Moreover, it says, “Given the importance of DHA to eye health, the amount supplemented may have been too low to have an effect.”

Wallace, of the Council of Responsible Nutrition, adds, "Age-related eye disease has a long incubation period, and prevention through good nutrition habits should start early and continue throughout a lifespan. Maintaining good nutrition and lifestyle habits most likely have a better chance at preventing chronic disease onset than in halting or correcting a disease progression."

He says that although this study did not report a secondary analysis on the omega-3 arm, that omega-3s are an essential nutrient and one that Americans don't get enough of but should.

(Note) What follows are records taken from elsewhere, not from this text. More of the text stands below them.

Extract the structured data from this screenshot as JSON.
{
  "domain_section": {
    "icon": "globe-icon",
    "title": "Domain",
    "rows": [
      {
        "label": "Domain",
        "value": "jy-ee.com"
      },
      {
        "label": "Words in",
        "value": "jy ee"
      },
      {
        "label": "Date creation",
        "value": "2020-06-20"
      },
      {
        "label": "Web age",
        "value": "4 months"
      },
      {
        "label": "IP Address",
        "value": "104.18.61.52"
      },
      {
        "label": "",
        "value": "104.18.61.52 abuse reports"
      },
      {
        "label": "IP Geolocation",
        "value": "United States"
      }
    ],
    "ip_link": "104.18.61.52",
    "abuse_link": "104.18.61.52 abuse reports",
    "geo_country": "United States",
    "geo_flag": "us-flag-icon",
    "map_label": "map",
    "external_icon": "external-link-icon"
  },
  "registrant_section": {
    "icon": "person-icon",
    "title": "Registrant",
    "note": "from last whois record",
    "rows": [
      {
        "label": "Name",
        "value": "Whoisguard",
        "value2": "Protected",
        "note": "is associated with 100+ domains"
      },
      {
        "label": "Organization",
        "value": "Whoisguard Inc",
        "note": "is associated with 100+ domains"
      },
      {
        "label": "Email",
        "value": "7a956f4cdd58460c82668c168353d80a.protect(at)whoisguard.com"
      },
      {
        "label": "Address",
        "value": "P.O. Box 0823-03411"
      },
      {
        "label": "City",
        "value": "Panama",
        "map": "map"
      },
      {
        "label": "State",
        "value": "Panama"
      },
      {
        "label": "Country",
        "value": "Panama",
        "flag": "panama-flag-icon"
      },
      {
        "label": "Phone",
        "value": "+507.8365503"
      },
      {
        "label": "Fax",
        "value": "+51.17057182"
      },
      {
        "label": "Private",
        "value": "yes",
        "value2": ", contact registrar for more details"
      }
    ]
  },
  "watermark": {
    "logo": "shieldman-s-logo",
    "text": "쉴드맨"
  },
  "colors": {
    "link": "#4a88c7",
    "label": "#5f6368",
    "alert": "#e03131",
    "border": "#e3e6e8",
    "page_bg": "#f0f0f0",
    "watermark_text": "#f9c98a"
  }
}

As for Dr. Anshel, he is looking forward to an AREDS3. "Limitations of the study include competitive absorption of carotenoids that limited the impact of lutein and zeaxanthin in the presence of beta carotene (which Dr. Chew acknowledged); limited generalizability to less well-educated and well-nourished populations; and that almost all patients elected to take the other-the-counter supplement Centrum Silver, which contains a small amount of lutein and other carotenes and antioxidants. In other words, it seems that the jury is still out on the role of these nutrients in advanced AMD, and this study did not address early AMD or prevention of the disease."

Hide comments


  • Allowed HTML tags: <em> <strong> <blockquote> <br> <p>

Plain text

  • No HTML tags allowed.
  • Web page addresses and e-mail addresses turn into links automatically.
  • Lines and paragraphs break automatically.